Drivers take action, Uber does not!

July 24, 2019
posted in
written by Hannes Lang & Johannes Stiegler

Uber and Lyft, famous for their innovative peer-to-peer ridesharing service and their disruption of the taxi industry, have often been criticised for the low pay of their drivers. Drivers have gone on strike in New York, San Francisco and London to demand better pay and increased job security. These strikes have seen small scale victories for the drivers, such as achieving a guaranteed minimum wage pay in New York, yet protests continue as drivers look for new ways to improve their situation.


A recent article by WJLA shows how Uber and Lyft drivers at Reagan National Airport have devised a plan to improve their pay. At specific times, both Uber and Lyft drivers meet in a parking lot to co-ordinate a combined log out of the rideshare app, tricking it into thinking that there is a shortage of drivers. This apparent shortage of available drivers results in the app increasing the prices for the fare in to order to attract more drivers. Once the fare is high enough, the drivers log back in to the app and immediately take advantage of the higher fare.

From a game theoretical viewpoint, this collusive behaviour works well as the incentives to participate are greater than the pay-off of acting alone. One single driver logging off and on will not influence the price surge. However, with enough drivers participating, the group has a critical mass that influences the supply of drivers and initiates the price surge. The drivers’ opportunity cost of not participating is relatively small as they only lose a few minutes of their time.


The ones bearing the cost of this behaviour are the customers who are paying for the higher fares. Their alternative is to take a taxi or other transport and, as long as Uber and Lyft are more convenient and cheaper, they have no incentive to deviate from taking an Uber or Lyft and paying the higher fare.

For illustrative purposes, let’s assume that the average customer will take a $20 ride from the airport at normal prices. If the drivers log out of the app to force a price surge, the ride can cost up to $32. Let’s also assume that the only alternative is to take a taxi, which costs around $35. With Uber taking about 25% of the fare, a driver will make $15 with normal prices and $24 during the price surge. While waiting for the price surge, the driver misses out on about $2, reducing overall earnings to $22, which is still $7 higher than a normal price fare.

Through backward induction we can see that if drivers collude, consumers will take an Uber given $32 is still cheaper than $35 for the taxi. If drivers act alone, consumers will also choose Uber since $20 is better than $35.

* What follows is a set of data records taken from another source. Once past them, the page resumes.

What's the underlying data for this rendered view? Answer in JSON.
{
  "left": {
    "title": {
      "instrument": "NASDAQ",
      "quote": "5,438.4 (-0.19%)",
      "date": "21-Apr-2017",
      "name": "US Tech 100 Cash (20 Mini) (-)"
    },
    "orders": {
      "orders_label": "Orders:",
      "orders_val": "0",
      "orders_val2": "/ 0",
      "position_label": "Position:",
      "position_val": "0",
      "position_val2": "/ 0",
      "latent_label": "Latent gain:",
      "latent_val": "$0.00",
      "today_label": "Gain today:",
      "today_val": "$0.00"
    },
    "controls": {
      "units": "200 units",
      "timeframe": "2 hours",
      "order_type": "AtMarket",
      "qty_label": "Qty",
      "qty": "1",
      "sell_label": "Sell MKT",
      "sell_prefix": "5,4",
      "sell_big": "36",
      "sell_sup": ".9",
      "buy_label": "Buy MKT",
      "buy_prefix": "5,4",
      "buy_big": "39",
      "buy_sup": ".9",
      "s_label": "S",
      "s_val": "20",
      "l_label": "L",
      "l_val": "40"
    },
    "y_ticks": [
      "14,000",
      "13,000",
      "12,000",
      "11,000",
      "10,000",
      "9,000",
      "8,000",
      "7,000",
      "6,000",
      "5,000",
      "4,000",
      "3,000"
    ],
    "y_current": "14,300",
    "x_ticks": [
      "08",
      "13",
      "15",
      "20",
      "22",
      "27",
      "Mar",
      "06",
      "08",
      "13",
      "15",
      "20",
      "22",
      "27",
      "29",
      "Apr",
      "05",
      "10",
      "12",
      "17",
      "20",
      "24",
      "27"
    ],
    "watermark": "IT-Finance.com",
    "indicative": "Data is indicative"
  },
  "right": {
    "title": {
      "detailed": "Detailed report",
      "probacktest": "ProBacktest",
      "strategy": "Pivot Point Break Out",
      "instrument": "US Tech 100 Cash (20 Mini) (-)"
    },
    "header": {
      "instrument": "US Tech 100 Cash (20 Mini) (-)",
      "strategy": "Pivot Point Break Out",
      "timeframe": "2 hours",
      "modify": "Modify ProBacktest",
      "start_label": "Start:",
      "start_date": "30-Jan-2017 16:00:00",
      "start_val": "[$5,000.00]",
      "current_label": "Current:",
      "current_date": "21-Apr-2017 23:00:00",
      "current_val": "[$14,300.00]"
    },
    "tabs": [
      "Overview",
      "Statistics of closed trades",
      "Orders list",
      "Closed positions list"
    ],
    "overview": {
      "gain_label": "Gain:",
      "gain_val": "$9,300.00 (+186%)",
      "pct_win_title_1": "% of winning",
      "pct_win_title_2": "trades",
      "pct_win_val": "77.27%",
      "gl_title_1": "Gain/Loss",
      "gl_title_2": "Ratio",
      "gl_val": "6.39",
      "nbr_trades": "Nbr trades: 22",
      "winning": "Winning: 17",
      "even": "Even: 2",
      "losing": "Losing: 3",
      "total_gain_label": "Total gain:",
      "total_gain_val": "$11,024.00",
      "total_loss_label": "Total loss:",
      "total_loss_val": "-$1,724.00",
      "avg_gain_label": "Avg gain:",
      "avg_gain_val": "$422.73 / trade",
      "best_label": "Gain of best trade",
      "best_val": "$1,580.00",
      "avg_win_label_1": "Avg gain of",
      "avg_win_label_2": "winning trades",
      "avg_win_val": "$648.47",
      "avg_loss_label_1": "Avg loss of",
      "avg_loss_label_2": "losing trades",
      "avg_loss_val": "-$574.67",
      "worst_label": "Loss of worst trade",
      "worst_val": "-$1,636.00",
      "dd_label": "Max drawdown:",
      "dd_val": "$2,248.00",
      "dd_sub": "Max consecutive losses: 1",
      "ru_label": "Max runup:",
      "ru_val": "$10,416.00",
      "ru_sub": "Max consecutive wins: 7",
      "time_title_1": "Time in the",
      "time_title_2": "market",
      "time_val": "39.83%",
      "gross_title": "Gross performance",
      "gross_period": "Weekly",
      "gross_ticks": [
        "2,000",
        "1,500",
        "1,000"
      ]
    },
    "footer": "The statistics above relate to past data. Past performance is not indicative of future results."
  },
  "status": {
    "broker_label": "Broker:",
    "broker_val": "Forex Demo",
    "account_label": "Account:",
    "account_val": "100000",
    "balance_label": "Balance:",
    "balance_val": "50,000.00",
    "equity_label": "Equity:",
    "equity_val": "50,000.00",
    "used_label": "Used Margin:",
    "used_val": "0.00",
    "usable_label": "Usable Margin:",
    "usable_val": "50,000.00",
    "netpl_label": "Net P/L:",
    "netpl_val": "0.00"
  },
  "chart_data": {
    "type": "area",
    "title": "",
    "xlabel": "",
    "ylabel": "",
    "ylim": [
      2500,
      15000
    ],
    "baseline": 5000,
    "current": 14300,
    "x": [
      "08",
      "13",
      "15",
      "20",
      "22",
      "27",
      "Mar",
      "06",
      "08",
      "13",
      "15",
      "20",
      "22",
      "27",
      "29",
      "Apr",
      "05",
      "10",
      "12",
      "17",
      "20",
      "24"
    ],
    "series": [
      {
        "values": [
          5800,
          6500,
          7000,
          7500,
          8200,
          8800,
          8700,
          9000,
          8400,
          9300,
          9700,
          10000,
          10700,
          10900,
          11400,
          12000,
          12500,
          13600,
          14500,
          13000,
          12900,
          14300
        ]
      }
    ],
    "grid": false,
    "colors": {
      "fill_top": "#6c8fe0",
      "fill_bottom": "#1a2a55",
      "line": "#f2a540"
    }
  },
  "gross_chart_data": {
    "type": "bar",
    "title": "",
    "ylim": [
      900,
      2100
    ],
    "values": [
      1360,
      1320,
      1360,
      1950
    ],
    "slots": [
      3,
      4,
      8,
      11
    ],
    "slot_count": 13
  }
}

Drivers now need to decide whether to act alone and receive $15 (the normal price minus Uber’s share), or to collude and receive $22 under surge (the higher price, minus Uber’s share and the cost of waiting). The earning under collusion is higher and therefore drivers collude and customers are forced to pay the higher fare.

As long as drivers keep the surge price low enough to keep customers from choosing an alternative, the game results in the situation illustrated above. This is also called a Subgame Perfect Nash Equilibrium.


The outcome looks stable as no party involved (the driver or the customer) has an incentive to deviate. However, there is a third party involved in this game – the rideshare provider.

Uber and Lyft can influence payouts and in turn the outcome of the game, through strategic action. Yet, despite their ability to change the rules of the game, there has been little action from their side. But why?

Using a game theoretical approach to look at the different outcomes of the game and their payouts could give the answer.

Uber and Lyft could quickly and easily “solve” this situation, by changing the algorithm of the price surge and increasing the time it takes to raise the price. This would mean that drivers would have to wait longer for the price surge, and face increased opportunity costs which could lead enough drivers to deviate from the collusive behaviour.

And what happens to Uber and Lyft’s earnings?

Uber and Lyft earn a certain percentage of the drivers’ earnings. If drivers don’t collude, Uber earns 25% of $20, which is equal to $5 per ride. If drivers collude, Uber earns 25% of $32, which is equal to $8 per ride. Therefore, it doesn’t benefit Uber or Lyft to intervene. As long as there are no other externalities, e.g. customers boycotting Uber and Lyft or bad publicity, there is absolutely no incentive for Uber or Lyft to take action.

Rideshare drivers want better pay and when their demands are not fulfilled, they take action. By tricking Uber’s and Lyft’s app, it earns them more money. However, an unintended consequence is that Uber and Lyft gain as well. Since Uber and Lyft are profiting, their answers are vague and they give non-committed statements about taking action against this behaviour.

Real change will only happen when there is enough public pressure on Uber and Lyft to change the rules of the game. Until then, the only loser in this game is the customer who has to bear the additional cost.